Ford is getting ready for a big-name return when the Falcon’s race is run
THE world’s most famous muscle car, the Ford Mustang, is nearly certain to become the Blue Oval’s new hero after the Falcon’s demise in 2016.
The next-generation Mustang is already confirmed for Europe and it could be only a question of when— not if— it is confirmed for Australia.
The born-again Mustang is what Ford needs to rebuild the shattered confidence of its local followers in the wake of last year’s early death notice for the Falcon and Territory in 2016, especially as the FPV GT is also on death row.
‘‘ We obviously don’t talk about forward programs, so I can’t tell you we will have Mustang here,’’ Ford Australia president Bob Graziano says.
‘‘ But it’s one I hear a lot about.

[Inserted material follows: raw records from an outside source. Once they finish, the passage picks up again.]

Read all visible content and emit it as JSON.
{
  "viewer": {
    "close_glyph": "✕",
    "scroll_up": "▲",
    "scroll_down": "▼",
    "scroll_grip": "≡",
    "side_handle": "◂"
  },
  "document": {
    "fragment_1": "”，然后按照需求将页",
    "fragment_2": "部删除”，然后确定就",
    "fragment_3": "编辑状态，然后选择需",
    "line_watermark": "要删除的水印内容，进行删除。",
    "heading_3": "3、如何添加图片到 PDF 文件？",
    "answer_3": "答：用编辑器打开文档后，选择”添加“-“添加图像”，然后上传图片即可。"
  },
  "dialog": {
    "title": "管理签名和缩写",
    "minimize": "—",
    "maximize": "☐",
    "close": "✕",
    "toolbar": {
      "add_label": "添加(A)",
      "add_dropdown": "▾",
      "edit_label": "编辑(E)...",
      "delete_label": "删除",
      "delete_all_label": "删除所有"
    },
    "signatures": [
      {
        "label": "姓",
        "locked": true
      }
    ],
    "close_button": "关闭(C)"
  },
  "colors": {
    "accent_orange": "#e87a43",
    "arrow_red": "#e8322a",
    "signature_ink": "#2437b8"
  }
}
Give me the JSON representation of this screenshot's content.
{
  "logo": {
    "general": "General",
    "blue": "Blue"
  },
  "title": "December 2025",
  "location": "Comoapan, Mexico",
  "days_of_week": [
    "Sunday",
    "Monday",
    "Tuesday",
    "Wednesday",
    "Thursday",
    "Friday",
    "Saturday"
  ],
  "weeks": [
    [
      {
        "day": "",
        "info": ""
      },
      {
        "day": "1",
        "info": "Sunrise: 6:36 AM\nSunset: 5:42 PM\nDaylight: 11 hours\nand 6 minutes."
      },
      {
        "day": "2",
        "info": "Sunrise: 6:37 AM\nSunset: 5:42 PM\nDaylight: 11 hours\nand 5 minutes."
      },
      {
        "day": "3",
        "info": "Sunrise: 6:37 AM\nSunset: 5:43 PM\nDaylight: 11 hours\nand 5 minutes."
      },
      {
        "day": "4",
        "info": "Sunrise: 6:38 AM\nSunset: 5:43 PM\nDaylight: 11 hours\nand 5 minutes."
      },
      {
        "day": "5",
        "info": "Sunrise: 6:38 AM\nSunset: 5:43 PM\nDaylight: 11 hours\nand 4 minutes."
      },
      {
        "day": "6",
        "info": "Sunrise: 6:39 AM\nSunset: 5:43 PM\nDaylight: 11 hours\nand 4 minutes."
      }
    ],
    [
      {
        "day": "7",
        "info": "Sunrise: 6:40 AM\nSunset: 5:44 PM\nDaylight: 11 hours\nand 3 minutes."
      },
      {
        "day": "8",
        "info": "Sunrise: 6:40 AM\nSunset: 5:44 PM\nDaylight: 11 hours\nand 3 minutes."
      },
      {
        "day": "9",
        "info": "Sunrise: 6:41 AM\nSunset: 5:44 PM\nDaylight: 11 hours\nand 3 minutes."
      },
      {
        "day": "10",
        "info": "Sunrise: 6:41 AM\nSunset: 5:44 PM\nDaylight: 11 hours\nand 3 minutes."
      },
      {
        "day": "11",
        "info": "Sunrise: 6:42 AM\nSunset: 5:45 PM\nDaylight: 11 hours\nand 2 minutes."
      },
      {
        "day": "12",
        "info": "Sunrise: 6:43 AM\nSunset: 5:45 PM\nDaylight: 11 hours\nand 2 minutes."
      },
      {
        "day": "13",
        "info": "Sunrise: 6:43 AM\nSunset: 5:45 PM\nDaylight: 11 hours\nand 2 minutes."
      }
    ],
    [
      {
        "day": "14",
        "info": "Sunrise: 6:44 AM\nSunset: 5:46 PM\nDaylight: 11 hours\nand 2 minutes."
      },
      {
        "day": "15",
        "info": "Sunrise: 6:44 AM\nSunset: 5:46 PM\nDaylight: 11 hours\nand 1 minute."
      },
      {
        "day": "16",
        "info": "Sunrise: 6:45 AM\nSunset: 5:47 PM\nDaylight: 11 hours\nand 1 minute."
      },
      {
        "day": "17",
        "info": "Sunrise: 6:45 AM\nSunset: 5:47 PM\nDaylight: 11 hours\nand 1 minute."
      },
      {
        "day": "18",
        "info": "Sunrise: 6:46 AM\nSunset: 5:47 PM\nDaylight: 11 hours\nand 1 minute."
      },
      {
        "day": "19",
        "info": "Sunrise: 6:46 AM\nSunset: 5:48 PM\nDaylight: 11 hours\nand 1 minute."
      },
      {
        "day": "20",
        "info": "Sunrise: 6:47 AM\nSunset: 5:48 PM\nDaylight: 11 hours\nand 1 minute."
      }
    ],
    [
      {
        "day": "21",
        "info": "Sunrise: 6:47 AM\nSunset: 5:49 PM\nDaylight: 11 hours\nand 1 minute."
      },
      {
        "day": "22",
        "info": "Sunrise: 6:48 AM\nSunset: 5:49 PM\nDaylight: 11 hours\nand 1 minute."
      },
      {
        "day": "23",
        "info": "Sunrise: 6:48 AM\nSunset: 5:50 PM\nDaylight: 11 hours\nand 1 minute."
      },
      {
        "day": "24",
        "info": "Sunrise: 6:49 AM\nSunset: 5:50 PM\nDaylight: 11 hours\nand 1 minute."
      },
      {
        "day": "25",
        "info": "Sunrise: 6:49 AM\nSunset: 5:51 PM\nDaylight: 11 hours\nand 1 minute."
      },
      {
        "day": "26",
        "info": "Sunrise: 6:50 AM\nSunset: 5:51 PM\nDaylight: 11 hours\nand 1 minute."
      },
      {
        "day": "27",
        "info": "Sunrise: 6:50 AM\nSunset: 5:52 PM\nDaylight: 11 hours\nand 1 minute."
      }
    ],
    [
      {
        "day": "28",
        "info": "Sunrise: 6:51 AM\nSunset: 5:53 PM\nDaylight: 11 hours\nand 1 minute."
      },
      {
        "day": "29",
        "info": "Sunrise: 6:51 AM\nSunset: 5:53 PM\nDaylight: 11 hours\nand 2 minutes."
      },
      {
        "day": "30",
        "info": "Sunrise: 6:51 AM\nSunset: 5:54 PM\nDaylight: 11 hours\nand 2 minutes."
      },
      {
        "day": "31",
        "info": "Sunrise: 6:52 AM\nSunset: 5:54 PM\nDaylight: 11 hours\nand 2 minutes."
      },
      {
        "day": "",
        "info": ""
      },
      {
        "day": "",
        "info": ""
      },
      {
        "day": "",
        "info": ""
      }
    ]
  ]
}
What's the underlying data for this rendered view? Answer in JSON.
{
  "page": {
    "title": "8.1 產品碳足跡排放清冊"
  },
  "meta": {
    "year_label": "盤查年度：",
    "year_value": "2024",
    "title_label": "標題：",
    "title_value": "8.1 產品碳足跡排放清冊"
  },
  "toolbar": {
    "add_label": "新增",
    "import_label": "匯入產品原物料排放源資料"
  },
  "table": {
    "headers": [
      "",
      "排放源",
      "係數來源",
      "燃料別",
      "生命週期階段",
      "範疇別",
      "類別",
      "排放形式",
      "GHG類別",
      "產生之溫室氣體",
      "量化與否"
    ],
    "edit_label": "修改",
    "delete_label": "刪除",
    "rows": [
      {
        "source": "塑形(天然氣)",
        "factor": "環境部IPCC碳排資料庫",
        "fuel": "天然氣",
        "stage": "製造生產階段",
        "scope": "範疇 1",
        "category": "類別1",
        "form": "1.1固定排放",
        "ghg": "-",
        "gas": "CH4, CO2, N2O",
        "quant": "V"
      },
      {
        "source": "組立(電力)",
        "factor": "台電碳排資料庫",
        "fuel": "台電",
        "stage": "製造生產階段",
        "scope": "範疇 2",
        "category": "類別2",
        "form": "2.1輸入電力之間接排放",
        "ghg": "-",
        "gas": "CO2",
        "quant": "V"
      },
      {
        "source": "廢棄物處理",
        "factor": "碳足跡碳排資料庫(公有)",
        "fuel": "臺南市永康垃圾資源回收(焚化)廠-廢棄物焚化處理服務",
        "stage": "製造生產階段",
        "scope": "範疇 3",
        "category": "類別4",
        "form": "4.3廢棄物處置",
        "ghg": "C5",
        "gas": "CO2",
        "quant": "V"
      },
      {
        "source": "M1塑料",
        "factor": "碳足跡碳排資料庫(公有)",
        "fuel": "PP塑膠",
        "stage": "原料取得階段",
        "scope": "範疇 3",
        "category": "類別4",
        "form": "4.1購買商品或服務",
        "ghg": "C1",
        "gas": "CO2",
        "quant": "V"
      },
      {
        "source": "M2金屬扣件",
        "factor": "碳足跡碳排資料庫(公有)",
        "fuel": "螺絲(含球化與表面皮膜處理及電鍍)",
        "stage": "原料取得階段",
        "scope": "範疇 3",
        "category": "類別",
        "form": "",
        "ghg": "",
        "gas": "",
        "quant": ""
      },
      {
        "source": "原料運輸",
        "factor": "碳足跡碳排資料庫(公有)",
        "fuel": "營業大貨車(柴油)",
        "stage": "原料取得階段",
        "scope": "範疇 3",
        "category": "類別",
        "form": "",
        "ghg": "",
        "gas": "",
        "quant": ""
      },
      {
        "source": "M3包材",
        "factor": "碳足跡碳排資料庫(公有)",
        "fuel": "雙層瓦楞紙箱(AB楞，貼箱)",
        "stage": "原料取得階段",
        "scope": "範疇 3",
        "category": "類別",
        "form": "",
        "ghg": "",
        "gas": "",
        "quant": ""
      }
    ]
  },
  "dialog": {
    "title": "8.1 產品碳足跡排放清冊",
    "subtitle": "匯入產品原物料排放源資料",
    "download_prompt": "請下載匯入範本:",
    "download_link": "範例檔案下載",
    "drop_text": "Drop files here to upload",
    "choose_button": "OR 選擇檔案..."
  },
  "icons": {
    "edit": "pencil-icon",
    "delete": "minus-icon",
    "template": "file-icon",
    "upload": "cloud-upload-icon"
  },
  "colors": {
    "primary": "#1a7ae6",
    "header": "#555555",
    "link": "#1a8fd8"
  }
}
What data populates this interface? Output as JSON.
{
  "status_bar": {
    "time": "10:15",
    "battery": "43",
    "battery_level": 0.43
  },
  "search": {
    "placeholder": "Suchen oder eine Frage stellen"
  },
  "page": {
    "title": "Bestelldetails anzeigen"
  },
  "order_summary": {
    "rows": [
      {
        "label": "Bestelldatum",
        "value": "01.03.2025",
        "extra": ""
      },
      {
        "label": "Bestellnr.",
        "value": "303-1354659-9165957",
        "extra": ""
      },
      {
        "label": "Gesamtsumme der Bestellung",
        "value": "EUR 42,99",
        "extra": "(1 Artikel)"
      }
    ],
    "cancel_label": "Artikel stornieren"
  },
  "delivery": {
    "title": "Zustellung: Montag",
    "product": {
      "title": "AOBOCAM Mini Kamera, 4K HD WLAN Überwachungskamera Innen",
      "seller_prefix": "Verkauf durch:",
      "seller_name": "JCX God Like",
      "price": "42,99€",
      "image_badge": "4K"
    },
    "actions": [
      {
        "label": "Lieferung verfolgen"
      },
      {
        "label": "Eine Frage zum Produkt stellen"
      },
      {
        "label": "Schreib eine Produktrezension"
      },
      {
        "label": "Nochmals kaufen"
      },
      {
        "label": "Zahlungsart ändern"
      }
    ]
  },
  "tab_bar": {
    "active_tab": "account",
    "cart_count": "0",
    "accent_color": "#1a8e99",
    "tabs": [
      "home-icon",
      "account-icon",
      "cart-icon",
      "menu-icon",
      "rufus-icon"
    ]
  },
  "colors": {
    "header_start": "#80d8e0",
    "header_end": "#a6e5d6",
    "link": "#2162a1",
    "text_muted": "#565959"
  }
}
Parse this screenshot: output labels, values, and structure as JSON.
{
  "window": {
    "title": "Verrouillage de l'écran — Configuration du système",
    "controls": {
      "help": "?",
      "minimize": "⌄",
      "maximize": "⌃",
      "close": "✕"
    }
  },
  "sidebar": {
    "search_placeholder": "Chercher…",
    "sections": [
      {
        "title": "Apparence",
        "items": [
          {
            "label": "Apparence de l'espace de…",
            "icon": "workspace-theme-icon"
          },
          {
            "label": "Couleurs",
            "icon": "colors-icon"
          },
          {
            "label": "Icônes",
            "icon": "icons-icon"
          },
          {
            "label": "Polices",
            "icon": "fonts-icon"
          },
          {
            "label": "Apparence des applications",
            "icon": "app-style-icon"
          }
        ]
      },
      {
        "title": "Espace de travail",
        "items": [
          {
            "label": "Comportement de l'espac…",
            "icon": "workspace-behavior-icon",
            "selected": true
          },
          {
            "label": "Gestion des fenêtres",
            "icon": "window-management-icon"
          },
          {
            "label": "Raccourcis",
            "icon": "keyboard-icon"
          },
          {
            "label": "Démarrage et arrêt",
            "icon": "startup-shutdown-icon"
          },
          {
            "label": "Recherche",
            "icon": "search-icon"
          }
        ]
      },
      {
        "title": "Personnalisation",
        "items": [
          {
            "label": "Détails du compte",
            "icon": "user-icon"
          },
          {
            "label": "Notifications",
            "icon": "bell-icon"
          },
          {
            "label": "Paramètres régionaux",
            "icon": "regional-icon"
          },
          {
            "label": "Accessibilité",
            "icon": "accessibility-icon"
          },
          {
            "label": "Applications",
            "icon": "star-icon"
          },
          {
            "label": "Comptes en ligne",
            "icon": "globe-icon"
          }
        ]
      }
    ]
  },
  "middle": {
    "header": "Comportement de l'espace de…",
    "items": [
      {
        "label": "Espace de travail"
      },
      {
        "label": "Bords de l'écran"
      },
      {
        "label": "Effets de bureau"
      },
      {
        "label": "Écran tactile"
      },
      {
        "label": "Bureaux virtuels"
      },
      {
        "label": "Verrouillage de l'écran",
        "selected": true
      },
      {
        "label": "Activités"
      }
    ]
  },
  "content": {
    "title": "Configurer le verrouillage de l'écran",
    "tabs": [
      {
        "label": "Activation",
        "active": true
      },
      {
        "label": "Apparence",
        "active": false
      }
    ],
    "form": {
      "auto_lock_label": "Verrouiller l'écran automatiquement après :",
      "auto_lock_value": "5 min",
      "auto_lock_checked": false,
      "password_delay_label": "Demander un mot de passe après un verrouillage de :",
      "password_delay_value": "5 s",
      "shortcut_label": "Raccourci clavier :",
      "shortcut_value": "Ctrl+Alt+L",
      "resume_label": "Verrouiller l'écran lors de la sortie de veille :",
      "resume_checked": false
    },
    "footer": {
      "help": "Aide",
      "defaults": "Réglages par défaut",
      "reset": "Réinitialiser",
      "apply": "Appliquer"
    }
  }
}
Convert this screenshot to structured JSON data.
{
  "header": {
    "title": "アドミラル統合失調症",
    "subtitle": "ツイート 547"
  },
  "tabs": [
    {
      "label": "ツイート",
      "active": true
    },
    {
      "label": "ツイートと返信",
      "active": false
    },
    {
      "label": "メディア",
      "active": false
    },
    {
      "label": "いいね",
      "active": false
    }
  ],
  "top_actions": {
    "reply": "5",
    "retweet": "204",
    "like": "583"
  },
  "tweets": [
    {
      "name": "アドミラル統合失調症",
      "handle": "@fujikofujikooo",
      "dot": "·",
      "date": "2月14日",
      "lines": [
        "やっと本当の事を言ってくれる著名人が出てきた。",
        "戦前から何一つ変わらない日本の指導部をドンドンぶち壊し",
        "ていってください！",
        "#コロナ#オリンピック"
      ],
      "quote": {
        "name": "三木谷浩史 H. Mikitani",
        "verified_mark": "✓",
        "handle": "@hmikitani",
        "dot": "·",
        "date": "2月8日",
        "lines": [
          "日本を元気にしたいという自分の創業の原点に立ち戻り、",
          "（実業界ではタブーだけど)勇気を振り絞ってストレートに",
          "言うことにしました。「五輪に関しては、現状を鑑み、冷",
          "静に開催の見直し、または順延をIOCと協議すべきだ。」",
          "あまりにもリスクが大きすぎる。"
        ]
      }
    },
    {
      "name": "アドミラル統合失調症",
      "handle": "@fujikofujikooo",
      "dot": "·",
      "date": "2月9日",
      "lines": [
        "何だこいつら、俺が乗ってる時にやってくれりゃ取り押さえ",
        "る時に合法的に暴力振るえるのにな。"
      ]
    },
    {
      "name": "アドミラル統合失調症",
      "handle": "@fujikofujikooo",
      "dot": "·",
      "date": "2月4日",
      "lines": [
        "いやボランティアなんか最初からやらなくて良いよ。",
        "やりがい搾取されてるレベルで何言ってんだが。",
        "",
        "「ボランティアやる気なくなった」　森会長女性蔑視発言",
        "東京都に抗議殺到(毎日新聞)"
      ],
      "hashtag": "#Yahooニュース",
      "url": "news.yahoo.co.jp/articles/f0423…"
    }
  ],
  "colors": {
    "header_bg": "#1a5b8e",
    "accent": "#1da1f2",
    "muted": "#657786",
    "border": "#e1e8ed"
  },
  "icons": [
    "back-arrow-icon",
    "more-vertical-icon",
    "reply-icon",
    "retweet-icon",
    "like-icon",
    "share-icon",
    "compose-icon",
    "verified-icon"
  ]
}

It’s a very iconic vehicle, as is the F Series truck.
‘‘ For the next three and a half years, the hero car will continue to be the Falcon range. And we’re really looking forward to the freshening coming next year.’’
Graziano wants Ford followers to stay with the brand and says it’s not just about one car or a famous badge ‘‘ We’ll have a full portfolio of products, right across the board. I don’t know that we’ll focus on international or global or anything of that nature.’’
Graziano says Ford Australia will still have about 1500 employees even after it shuts the doors at Broadmeadows and Geelong. The majority will be in the engineering group that’s now working on projects throughout the Ford world.
But the news is not as good for Ford Performance Vehicles, which Ford took in-house after buying out British owner Prodrive. ‘‘ We haven’t taken any decision,’’ Graziano says.
‘‘ We’re looking at the line-up to be as efficient as we can be.’’ But Graziano is not confident about the Falcon GT.
‘‘ I think in performance vehicles we use the ST name. I don’t think we would use GT on any other vehicle. I think that would be very strange going forward. It’s part of the Falcon nomenclature, from my perspective.’’
As for next year’s scheduled update of the Falcon and Territory, and whether Broadmeadows will even survive to the end of 2014, Graziano is upbeat.
‘‘I’m cautiously optimistic that we will get through to the end of October in 2016.
‘‘ It’s very early days . . . but I’m encouraged by the level of interest.’’
He concedes the 2014 Falcon will not match the VF Commodore, which is easily the best Australian car yet.